Task to carry out ▸ Restate, word for word, each record that follows.
====== Material for the task
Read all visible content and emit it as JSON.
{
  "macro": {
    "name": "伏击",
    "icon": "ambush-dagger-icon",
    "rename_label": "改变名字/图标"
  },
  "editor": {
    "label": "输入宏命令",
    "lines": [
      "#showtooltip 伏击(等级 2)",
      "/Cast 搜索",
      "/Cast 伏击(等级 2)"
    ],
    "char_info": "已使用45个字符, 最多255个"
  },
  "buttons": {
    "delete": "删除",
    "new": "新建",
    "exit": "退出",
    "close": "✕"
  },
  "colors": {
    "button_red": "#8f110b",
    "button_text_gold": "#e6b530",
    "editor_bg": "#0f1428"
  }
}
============
Finished task ▸
Read all visible content and emit it as JSON.
{
  "macro": {
    "name": "伏击",
    "icon": "ambush-dagger-icon",
    "rename_label": "改变名字/图标"
  },
  "editor": {
    "label": "输入宏命令",
    "lines": [
      "#showtooltip 伏击(等级 2)",
      "/Cast 搜索",
      "/Cast 伏击(等级 2)"
    ],
    "char_info": "已使用45个字符, 最多255个"
  },
  "buttons": {
    "delete": "删除",
    "new": "新建",
    "exit": "退出",
    "close": "✕"
  },
  "colors": {
    "button_red": "#8f110b",
    "button_text_gold": "#e6b530",
    "editor_bg": "#0f1428"
  }
}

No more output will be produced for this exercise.